name and the uses the of James Harris is put to most specially in perhaps the #BEST STORY THE TOOTH IN A MURIEL SPARK ISH #story The Tooth In a Muriel Spark ish Jackson is ruthless toward her main characters almost xclusively womenBut before I thought of Spark I thought of Welty odd as that might seem Their styles are different but Jackson s My Life with RH Macy is almost as humorous as Welty s Why I Live at the PO And in than one story Jackson denounces racial stereotypes as does Welty while bluntly skewering the racism of her white middle to upper class Untameable Rogue (Bennett entrenched villagers If Welty is a chronicler of the Deep South in her short stories Jackson s postage stamp of soil my apologies to Faulkner is the New England villages her characters inhabit a world still influenced by the Puritanism Hawthorne abhorred a world in which the Devil of intolerance and conformity thrivesI read the collection this second time in thisdition Grace Paley once described the male female writer phenomenon to me by saying Women have always done men the favor of reading their work but the men have not returned the favor I do believe that Miss Jackson was making a very pointed comment about male readers I don t consciously think about reading a male or female writer but I know that I do read male writers I went back and looked at the last thirty books I ve read22 male writers 73%8 female writers 27%I wasn t The McKettrick Way (McKettricks, expecting to find a 5050 split or anything but I was still shocked to see that my ratio was soxtremely out of balance Thank goodness I had just read an Ursula Le Guin and this Shirley Jackson or my ratio would have been Midsummer Masque even skewed So maybe I m not consciously selecting books due to the gender of the writer but maybe I should be conscious about selecting women writers for my reading ueue Oh no I have to read Virginia Woolf Oh yesThese stories are all nicely tied together by a single thread of cruelty Maybe cruelty is too strong a word Maybe describing it as a meanness or an unkindness with how people treat other people would be accurate In these stories there are jilted lovers racism unreasonable fears con men lost souls a book thief petty judgments aspersions cast recklessly and with the final story there is a community of people trapped by their own insidious customs We are surrounded by inhumanityJackson setsach of these stories up with perfectly normal scenarios and then a spear appears out of the darkness and stabs through your vitals The spear is barbed with wicked spikes so that it hooks into your skin and reuires a careful painful removal before you can move onto the next story I couldn t help but think of some of the barbs I ve had hit me unexpectedly over the years I m a pincushionThe final story The Lottery was uite the sensation when it was published in The New Yorker in 1948 People cancelled their subscriptions They flooded the offices of the publi.
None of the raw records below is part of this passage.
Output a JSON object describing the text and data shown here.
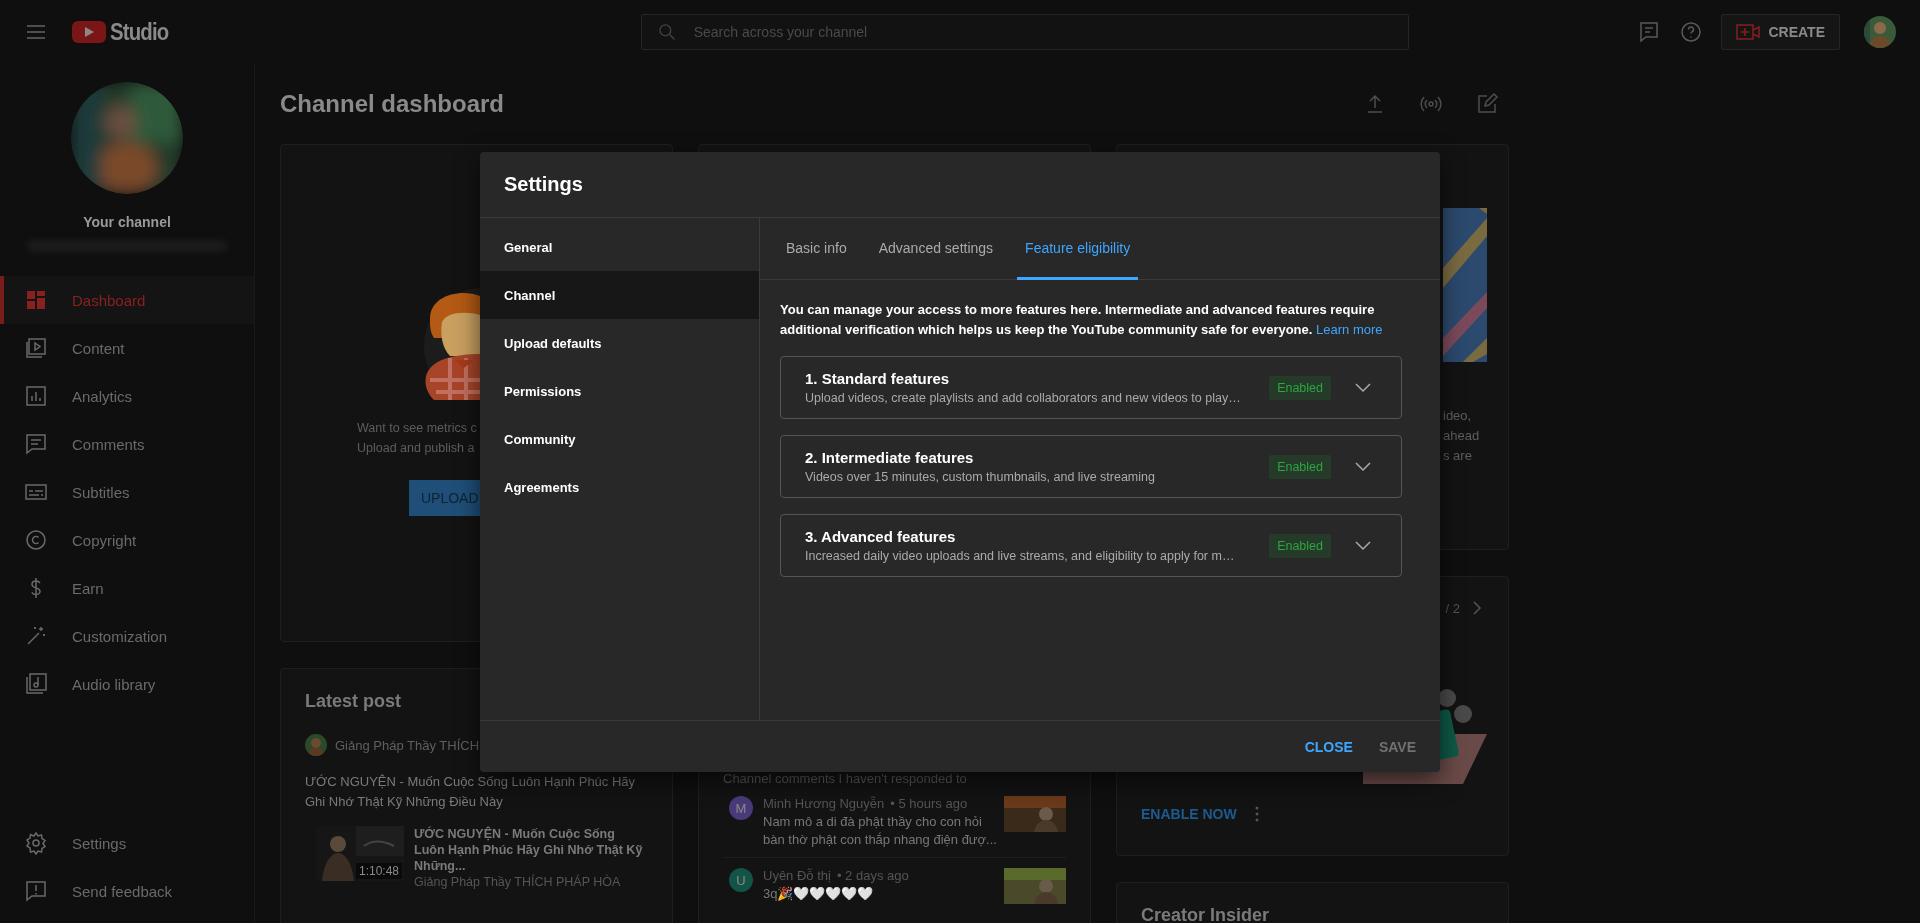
{
  "topbar": {
    "logo_text": "Studio",
    "search": {
      "placeholder": "Search across your channel"
    },
    "create_label": "CREATE"
  },
  "sidebar": {
    "channel_label": "Your channel",
    "items": [
      {
        "label": "Dashboard",
        "selected": true
      },
      {
        "label": "Content",
        "selected": false
      },
      {
        "label": "Analytics",
        "selected": false
      },
      {
        "label": "Comments",
        "selected": false
      },
      {
        "label": "Subtitles",
        "selected": false
      },
      {
        "label": "Copyright",
        "selected": false
      },
      {
        "label": "Earn",
        "selected": false
      },
      {
        "label": "Customization",
        "selected": false
      },
      {
        "label": "Audio library",
        "selected": false
      }
    ],
    "footer_items": [
      {
        "label": "Settings"
      },
      {
        "label": "Send feedback"
      }
    ]
  },
  "page": {
    "title": "Channel dashboard"
  },
  "upload_card": {
    "lines": [
      "Want to see metrics c",
      "Upload and publish a"
    ],
    "button": "UPLOAD"
  },
  "latest_post": {
    "title": "Latest post",
    "author": "Giảng Pháp Thầy THÍCH",
    "text": "ƯỚC NGUYỆN - Muốn Cuộc Sống Luôn Hạnh Phúc Hãy Ghi Nhớ Thật Kỹ Những Điều Này",
    "video": {
      "duration": "1:10:48",
      "title": "ƯỚC NGUYỆN - Muốn Cuộc Sống Luôn Hạnh Phúc Hãy Ghi Nhớ Thật Kỹ Những...",
      "channel": "Giảng Pháp Thầy THÍCH PHÁP HÒA"
    }
  },
  "comments_card": {
    "subtitle": "Channel comments I haven't responded to",
    "comments": [
      {
        "initial": "M",
        "color": "#4a3a7a",
        "author": "Minh Hương Nguyễn",
        "time": "• 5 hours ago",
        "text": "Nam mô a di đà phật  thầy cho con hỏi bàn thờ phật con thắp nhang điện đượ..."
      },
      {
        "initial": "U",
        "color": "#135447",
        "author": "Uyên Đỗ thị",
        "time": "• 2 days ago",
        "text": "3q🎉🤍🤍🤍🤍🤍"
      }
    ]
  },
  "side_cards": {
    "fragments": [
      "ideo,",
      "ahead",
      "s are"
    ],
    "pager": "/ 2",
    "enable_button": "ENABLE NOW",
    "insider_title": "Creator Insider"
  },
  "dialog": {
    "title": "Settings",
    "nav": [
      {
        "label": "General",
        "selected": false
      },
      {
        "label": "Channel",
        "selected": true
      },
      {
        "label": "Upload defaults",
        "selected": false
      },
      {
        "label": "Permissions",
        "selected": false
      },
      {
        "label": "Community",
        "selected": false
      },
      {
        "label": "Agreements",
        "selected": false
      }
    ],
    "tabs": [
      {
        "label": "Basic info",
        "selected": false
      },
      {
        "label": "Advanced settings",
        "selected": false
      },
      {
        "label": "Feature eligibility",
        "selected": true
      }
    ],
    "intro": {
      "text": "You can manage your access to more features here. Intermediate and advanced features require additional verification which helps us keep the YouTube community safe for everyone.",
      "link": "Learn more"
    },
    "features": [
      {
        "title": "1. Standard features",
        "description": "Upload videos, create playlists and add collaborators and new videos to play…",
        "status": "Enabled"
      },
      {
        "title": "2. Intermediate features",
        "description": "Videos over 15 minutes, custom thumbnails, and live streaming",
        "status": "Enabled"
      },
      {
        "title": "3. Advanced features",
        "description": "Increased daily video uploads and live streams, and eligibility to apply for m…",
        "status": "Enabled"
      }
    ],
    "buttons": [
      {
        "label": "CLOSE",
        "disabled": false
      },
      {
        "label": "SAVE",
        "disabled": true
      }
    ]
  }
}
Ives suandered and the bloody glee of lives lost is chillingly captured in these tales of wasted potential and casual cruelty by a master of the short storyShirley Jackson's chilling tales have the power to unsettle and terrify unlike any other She was born in California in 1916 When her short story The Lottery was first published in The New Yorker in 1948 readers were so horrified they sent her hate mail; it has since become one of the greatest American stories of all time Her first novel The Road Through the Wall was published in the same year and was followed by five Hangsaman The Bird's Nest The. .
The Lottery and Other Stories